**Exercise data:**
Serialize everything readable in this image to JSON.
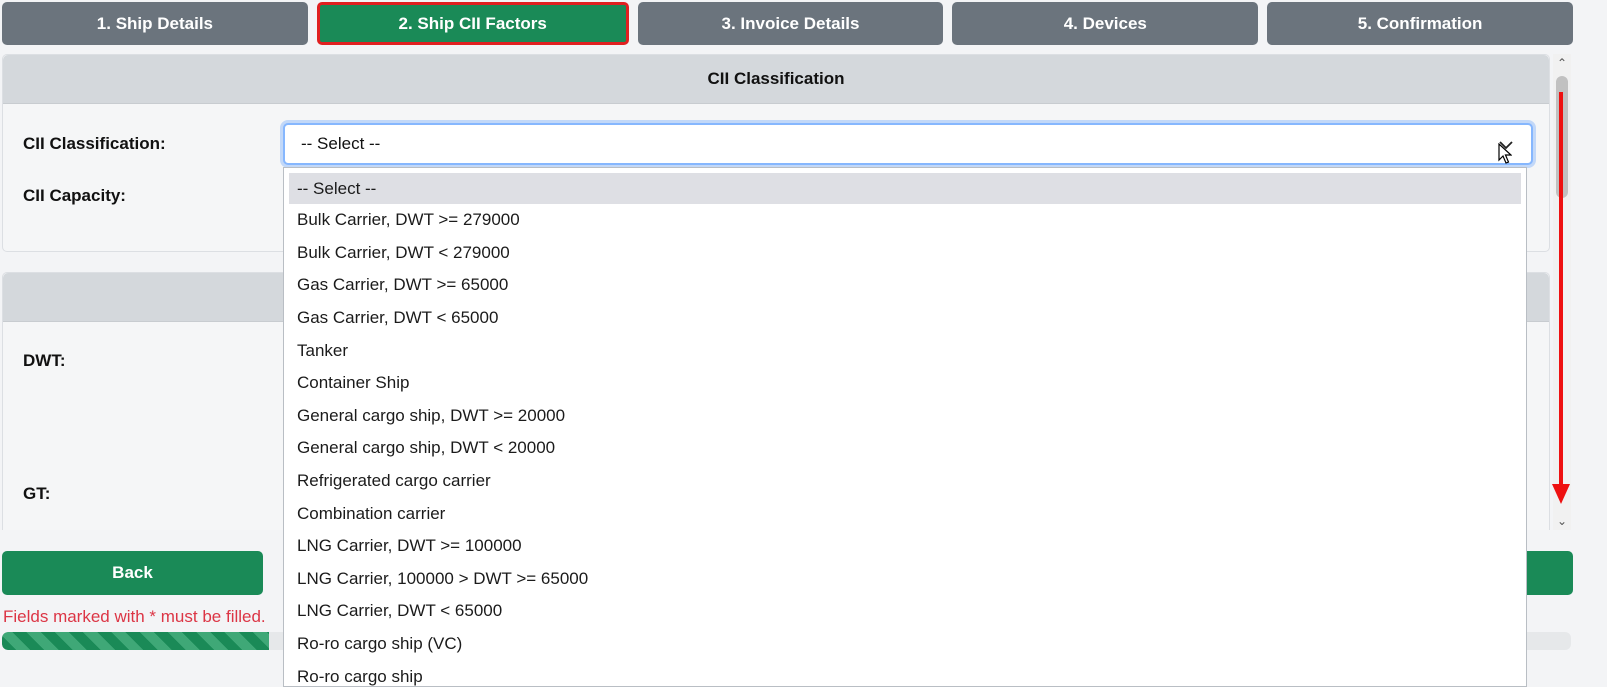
{
  "steps": [
    {
      "label": "1. Ship Details",
      "active": false
    },
    {
      "label": "2. Ship CII Factors",
      "active": true
    },
    {
      "label": "3. Invoice Details",
      "active": false
    },
    {
      "label": "4. Devices",
      "active": false
    },
    {
      "label": "5. Confirmation",
      "active": false
    }
  ],
  "cii_section": {
    "title": "CII Classification",
    "classification_label": "CII Classification:",
    "capacity_label": "CII Capacity:",
    "select_value": "-- Select --"
  },
  "second_section": {
    "dwt_label": "DWT:",
    "gt_label": "GT:"
  },
  "dropdown_options": [
    "-- Select --",
    "Bulk Carrier, DWT >= 279000",
    "Bulk Carrier, DWT < 279000",
    "Gas Carrier, DWT >= 65000",
    "Gas Carrier, DWT < 65000",
    "Tanker",
    "Container Ship",
    "General cargo ship, DWT >= 20000",
    "General cargo ship, DWT < 20000",
    "Refrigerated cargo carrier",
    "Combination carrier",
    "LNG Carrier, DWT >= 100000",
    "LNG Carrier, 100000 > DWT >= 65000",
    "LNG Carrier, DWT < 65000",
    "Ro-ro cargo ship (VC)",
    "Ro-ro cargo ship"
  ],
  "buttons": {
    "back": "Back"
  },
  "error_text": "Fields marked with * must be filled.",
  "progress_percent": 17,
  "icons": {
    "chevron": "chevron-down-icon",
    "cursor": "mouse-pointer-icon",
    "arrow": "red-arrow-annotation"
  },
  "colors": {
    "primary": "#1a8a57",
    "step_gray": "#6b747d",
    "error": "#dc3545",
    "highlight_border": "#e02020"
  }
}
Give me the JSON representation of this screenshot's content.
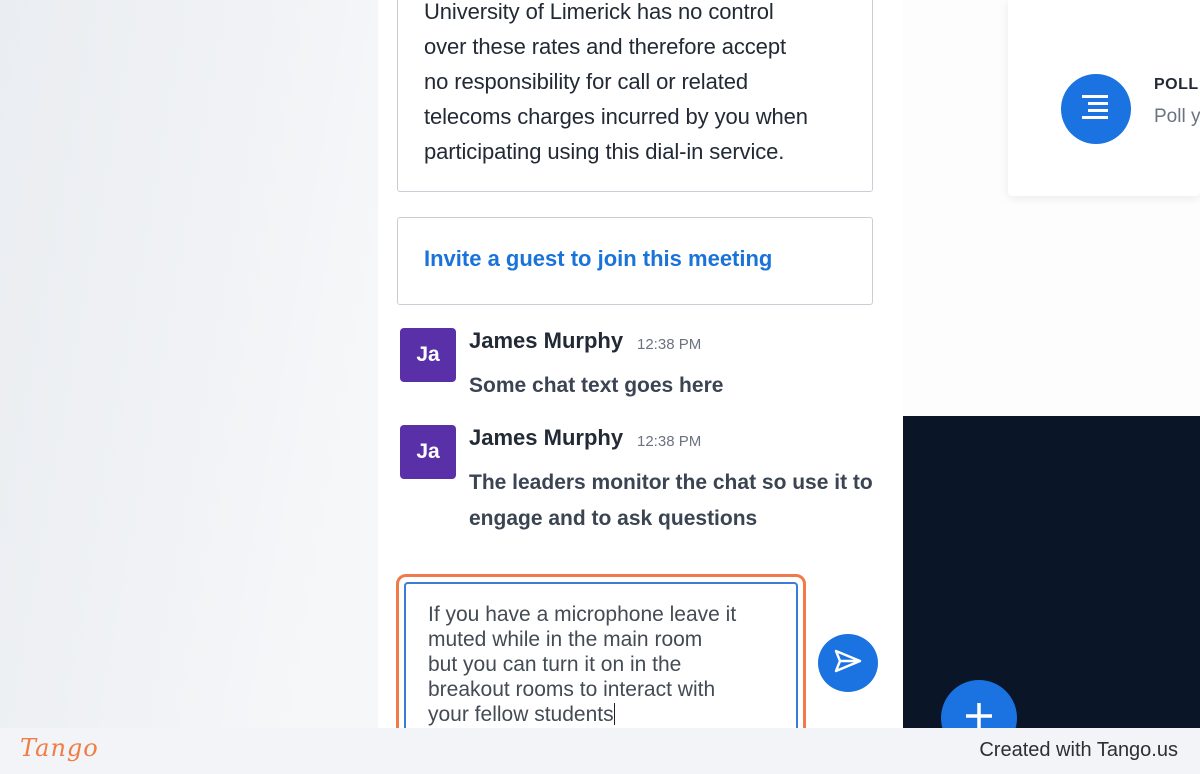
{
  "dialin": {
    "lines": [
      "University of Limerick has no control",
      "over these rates and therefore accept",
      "no responsibility for call or related",
      "telecoms charges incurred by you when",
      "participating using this dial-in service."
    ]
  },
  "invite": {
    "label": "Invite a guest to join this meeting"
  },
  "messages": [
    {
      "initials": "Ja",
      "name": "James Murphy",
      "time": "12:38 PM",
      "text": "Some chat text goes here"
    },
    {
      "initials": "Ja",
      "name": "James Murphy",
      "time": "12:38 PM",
      "text": "The leaders monitor the chat so use it to engage and to ask questions"
    }
  ],
  "composer": {
    "lines": [
      "If you have a microphone leave it",
      "muted while in the main room",
      "but you can turn it on in the",
      "breakout rooms to interact with",
      "your fellow students"
    ]
  },
  "poll": {
    "title": "POLL",
    "subtitle": "Poll y"
  },
  "footer": {
    "logo": "Tango",
    "credit": "Created with Tango.us"
  },
  "colors": {
    "accent": "#1a73e0",
    "avatar": "#5a30a8",
    "highlight": "#f07a4a",
    "dark_panel": "#0a1528"
  },
  "icons": {
    "send": "send-icon",
    "poll": "list-icon",
    "add": "plus-icon"
  }
}
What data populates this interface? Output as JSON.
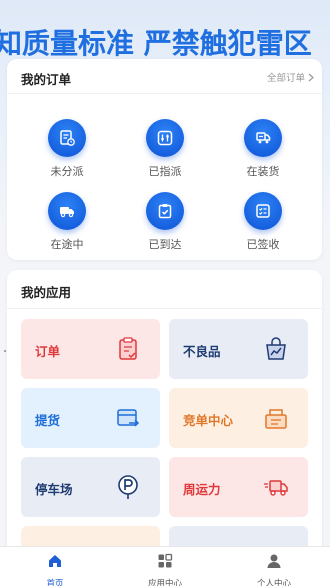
{
  "banner": {
    "slogan": "知质量标准 严禁触犯雷区"
  },
  "orders": {
    "title": "我的订单",
    "more_label": "全部订单",
    "statuses": [
      {
        "label": "未分派",
        "icon": "document-clock-icon"
      },
      {
        "label": "已指派",
        "icon": "sliders-icon"
      },
      {
        "label": "在装货",
        "icon": "box-truck-icon"
      },
      {
        "label": "在途中",
        "icon": "delivery-truck-icon"
      },
      {
        "label": "已到达",
        "icon": "clipboard-check-icon"
      },
      {
        "label": "已签收",
        "icon": "signed-list-icon"
      }
    ]
  },
  "apps": {
    "title": "我的应用",
    "tiles": [
      {
        "label": "订单",
        "icon": "clipboard-icon",
        "bg": "#fde6e6",
        "fg": "#e0383a"
      },
      {
        "label": "不良品",
        "icon": "chart-bag-icon",
        "bg": "#e8ecf5",
        "fg": "#1f3b73"
      },
      {
        "label": "提货",
        "icon": "card-arrow-icon",
        "bg": "#e3f0fd",
        "fg": "#1e6fd9"
      },
      {
        "label": "竞单中心",
        "icon": "auction-box-icon",
        "bg": "#fdf0e3",
        "fg": "#e0782b"
      },
      {
        "label": "停车场",
        "icon": "parking-icon",
        "bg": "#e8ecf5",
        "fg": "#1f3b73"
      },
      {
        "label": "周运力",
        "icon": "fast-truck-icon",
        "bg": "#fde6e6",
        "fg": "#e0383a"
      }
    ]
  },
  "tabbar": {
    "items": [
      {
        "label": "首页",
        "icon": "home-icon",
        "active": true
      },
      {
        "label": "应用中心",
        "icon": "apps-grid-icon",
        "active": false
      },
      {
        "label": "个人中心",
        "icon": "person-icon",
        "active": false
      }
    ]
  }
}
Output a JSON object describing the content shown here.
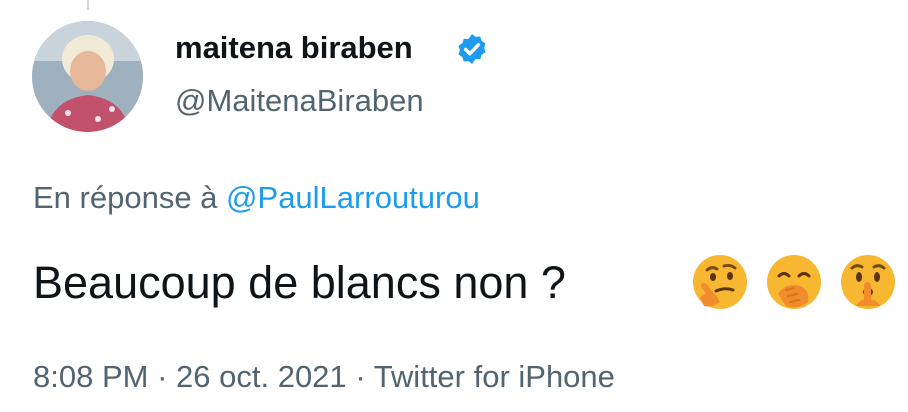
{
  "author": {
    "display_name": "maitena biraben",
    "handle": "@MaitenaBiraben",
    "verified": true,
    "avatar_icon": "profile-photo"
  },
  "reply": {
    "prefix": "En réponse à",
    "mention": "@PaulLarrouturou"
  },
  "tweet": {
    "text": "Beaucoup de blancs non ?",
    "emojis": [
      "thinking-face",
      "face-with-hand-over-mouth",
      "shushing-face"
    ]
  },
  "meta": {
    "time": "8:08 PM",
    "date": "26 oct. 2021",
    "source": "Twitter for iPhone",
    "separator": "·"
  },
  "colors": {
    "primary_text": "#0f1419",
    "secondary_text": "#536471",
    "link": "#1d9bf0",
    "verified_badge": "#1d9bf0",
    "emoji_yellow": "#f7b731"
  }
}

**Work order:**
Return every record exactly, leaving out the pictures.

**Finished exercise:**
Serialize everything readable in this image to JSON.
{
  "steps": [
    {
      "label": "1. Ship Details",
      "active": false
    },
    {
      "label": "2. Ship CII Factors",
      "active": true
    },
    {
      "label": "3. Invoice Details",
      "active": false
    },
    {
      "label": "4. Devices",
      "active": false
    },
    {
      "label": "5. Confirmation",
      "active": false
    }
  ],
  "cii_section": {
    "title": "CII Classification",
    "classification_label": "CII Classification:",
    "capacity_label": "CII Capacity:",
    "select_value": "-- Select --"
  },
  "second_section": {
    "dwt_label": "DWT:",
    "gt_label": "GT:"
  },
  "dropdown_options": [
    "-- Select --",
    "Bulk Carrier, DWT >= 279000",
    "Bulk Carrier, DWT < 279000",
    "Gas Carrier, DWT >= 65000",
    "Gas Carrier, DWT < 65000",
    "Tanker",
    "Container Ship",
    "General cargo ship, DWT >= 20000",
    "General cargo ship, DWT < 20000",
    "Refrigerated cargo carrier",
    "Combination carrier",
    "LNG Carrier, DWT >= 100000",
    "LNG Carrier, 100000 > DWT >= 65000",
    "LNG Carrier, DWT < 65000",
    "Ro-ro cargo ship (VC)",
    "Ro-ro cargo ship"
  ],
  "buttons": {
    "back": "Back"
  },
  "error_text": "Fields marked with * must be filled.",
  "progress_percent": 17,
  "icons": {
    "chevron": "chevron-down-icon",
    "cursor": "mouse-pointer-icon",
    "arrow": "red-arrow-annotation"
  },
  "colors": {
    "primary": "#1a8a57",
    "step_gray": "#6b747d",
    "error": "#dc3545",
    "highlight_border": "#e02020"
  }
}
Give me the JSON representation of this screenshot's content.
{
  "dialin": {
    "lines": [
      "University of Limerick has no control",
      "over these rates and therefore accept",
      "no responsibility for call or related",
      "telecoms charges incurred by you when",
      "participating using this dial-in service."
    ]
  },
  "invite": {
    "label": "Invite a guest to join this meeting"
  },
  "messages": [
    {
      "initials": "Ja",
      "name": "James Murphy",
      "time": "12:38 PM",
      "text": "Some chat text goes here"
    },
    {
      "initials": "Ja",
      "name": "James Murphy",
      "time": "12:38 PM",
      "text": "The leaders monitor the chat so use it to engage and to ask questions"
    }
  ],
  "composer": {
    "lines": [
      "If you have a microphone leave it",
      "muted while in the main room",
      "but you can turn it on in the",
      "breakout rooms to interact with",
      "your fellow students"
    ]
  },
  "poll": {
    "title": "POLL",
    "subtitle": "Poll y"
  },
  "footer": {
    "logo": "Tango",
    "credit": "Created with Tango.us"
  },
  "colors": {
    "accent": "#1a73e0",
    "avatar": "#5a30a8",
    "highlight": "#f07a4a",
    "dark_panel": "#0a1528"
  },
  "icons": {
    "send": "send-icon",
    "poll": "list-icon",
    "add": "plus-icon"
  }
}
What data populates this interface? Output as JSON.
{
  "banner": {
    "slogan": "知质量标准 严禁触犯雷区"
  },
  "orders": {
    "title": "我的订单",
    "more_label": "全部订单",
    "statuses": [
      {
        "label": "未分派",
        "icon": "document-clock-icon"
      },
      {
        "label": "已指派",
        "icon": "sliders-icon"
      },
      {
        "label": "在装货",
        "icon": "box-truck-icon"
      },
      {
        "label": "在途中",
        "icon": "delivery-truck-icon"
      },
      {
        "label": "已到达",
        "icon": "clipboard-check-icon"
      },
      {
        "label": "已签收",
        "icon": "signed-list-icon"
      }
    ]
  },
  "apps": {
    "title": "我的应用",
    "tiles": [
      {
        "label": "订单",
        "icon": "clipboard-icon",
        "bg": "#fde6e6",
        "fg": "#e0383a"
      },
      {
        "label": "不良品",
        "icon": "chart-bag-icon",
        "bg": "#e8ecf5",
        "fg": "#1f3b73"
      },
      {
        "label": "提货",
        "icon": "card-arrow-icon",
        "bg": "#e3f0fd",
        "fg": "#1e6fd9"
      },
      {
        "label": "竞单中心",
        "icon": "auction-box-icon",
        "bg": "#fdf0e3",
        "fg": "#e0782b"
      },
      {
        "label": "停车场",
        "icon": "parking-icon",
        "bg": "#e8ecf5",
        "fg": "#1f3b73"
      },
      {
        "label": "周运力",
        "icon": "fast-truck-icon",
        "bg": "#fde6e6",
        "fg": "#e0383a"
      }
    ]
  },
  "tabbar": {
    "items": [
      {
        "label": "首页",
        "icon": "home-icon",
        "active": true
      },
      {
        "label": "应用中心",
        "icon": "apps-grid-icon",
        "active": false
      },
      {
        "label": "个人中心",
        "icon": "person-icon",
        "active": false
      }
    ]
  }
}
Output a JSON object describing the content shown here.
{
  "author": {
    "display_name": "maitena biraben",
    "handle": "@MaitenaBiraben",
    "verified": true,
    "avatar_icon": "profile-photo"
  },
  "reply": {
    "prefix": "En réponse à",
    "mention": "@PaulLarrouturou"
  },
  "tweet": {
    "text": "Beaucoup de blancs non ?",
    "emojis": [
      "thinking-face",
      "face-with-hand-over-mouth",
      "shushing-face"
    ]
  },
  "meta": {
    "time": "8:08 PM",
    "date": "26 oct. 2021",
    "source": "Twitter for iPhone",
    "separator": "·"
  },
  "colors": {
    "primary_text": "#0f1419",
    "secondary_text": "#536471",
    "link": "#1d9bf0",
    "verified_badge": "#1d9bf0",
    "emoji_yellow": "#f7b731"
  }
}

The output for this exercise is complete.